Six days later Jesus took with him Peter, James, and John, and led them up a high mountain, where they were alone. As they looked on, a change came over Jesus, and his clothes became shining white—whiter than anyone in the world could wash them. Then the three disciples saw Elijah and Moses talking with Jesus. Peter spoke up and said to Jesus, “Teacher, how good it is that we are here! We will make three tents, one for you, one for Moses, and one for Elijah.” He and the others were so frightened that he did not know what to say.

Then a cloud appeared and covered them with its shadow, and a voice came from the cloud, “This is my own dear Son—listen to him!” They took a quick look around but did not see anyone else; only Jesus was with them.

As they came down the mountain, Jesus ordered them, “Don’t tell anyone what you have seen, until the Son of Man has risen from death.”

10 They obeyed his order, but among themselves they started discussing the matter, “What does this ‘rising from death’ mean?” 11 And they asked Jesus, “Why do the teachers of the Law say that Elijah has to come first?”

12 His answer was, “Elijah is indeed coming first in order to get everything ready.
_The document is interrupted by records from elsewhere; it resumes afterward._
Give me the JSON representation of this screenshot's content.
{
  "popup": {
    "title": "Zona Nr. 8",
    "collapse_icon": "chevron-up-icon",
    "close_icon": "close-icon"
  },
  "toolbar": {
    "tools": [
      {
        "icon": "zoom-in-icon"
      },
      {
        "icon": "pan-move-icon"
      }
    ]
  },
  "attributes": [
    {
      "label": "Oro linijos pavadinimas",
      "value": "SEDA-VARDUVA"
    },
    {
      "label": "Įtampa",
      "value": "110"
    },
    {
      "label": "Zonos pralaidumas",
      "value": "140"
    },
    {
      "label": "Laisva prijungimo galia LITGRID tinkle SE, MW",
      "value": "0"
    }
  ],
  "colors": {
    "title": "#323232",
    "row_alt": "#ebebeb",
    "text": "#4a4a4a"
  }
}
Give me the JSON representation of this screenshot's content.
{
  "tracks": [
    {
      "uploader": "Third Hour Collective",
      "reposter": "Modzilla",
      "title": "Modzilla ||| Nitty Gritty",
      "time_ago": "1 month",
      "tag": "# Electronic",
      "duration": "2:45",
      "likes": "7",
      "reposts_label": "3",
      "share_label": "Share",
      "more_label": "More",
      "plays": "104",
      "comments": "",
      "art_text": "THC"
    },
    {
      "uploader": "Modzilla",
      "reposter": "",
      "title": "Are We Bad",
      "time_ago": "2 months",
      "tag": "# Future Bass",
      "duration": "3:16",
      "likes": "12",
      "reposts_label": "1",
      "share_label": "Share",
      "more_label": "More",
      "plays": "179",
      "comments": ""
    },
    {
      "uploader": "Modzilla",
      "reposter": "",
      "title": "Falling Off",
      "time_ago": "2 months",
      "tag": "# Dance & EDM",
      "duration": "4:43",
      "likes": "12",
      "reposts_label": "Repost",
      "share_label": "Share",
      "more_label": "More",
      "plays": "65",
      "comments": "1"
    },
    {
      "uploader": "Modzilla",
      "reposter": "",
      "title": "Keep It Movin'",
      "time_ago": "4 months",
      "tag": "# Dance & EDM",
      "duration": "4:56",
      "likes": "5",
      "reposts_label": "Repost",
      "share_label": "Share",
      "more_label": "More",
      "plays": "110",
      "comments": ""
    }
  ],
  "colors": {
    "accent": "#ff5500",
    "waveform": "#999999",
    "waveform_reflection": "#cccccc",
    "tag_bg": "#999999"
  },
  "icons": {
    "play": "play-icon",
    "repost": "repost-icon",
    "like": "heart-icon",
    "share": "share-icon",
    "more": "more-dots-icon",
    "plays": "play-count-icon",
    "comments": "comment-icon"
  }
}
Yet why do the Scriptures say that the Son of Man will suffer much and be rejected? 13 I tell you, however, that Elijah has already come and that people treated him just as they pleased, as the Scriptures say about him.”

Good News Translation (GNT)Copyright © 1992 by American Bible Society 

 

***Do take a look at the Take Time meditations.  They are a brilliant resource for personal or group use.  We use them at our house group set up specifically for those with chronic illness or caring for those who have as a short and non-demanding group.  No great concentration or sitting for a long time required.  Just support, understanding of one anothers issues, meeting with each other and God.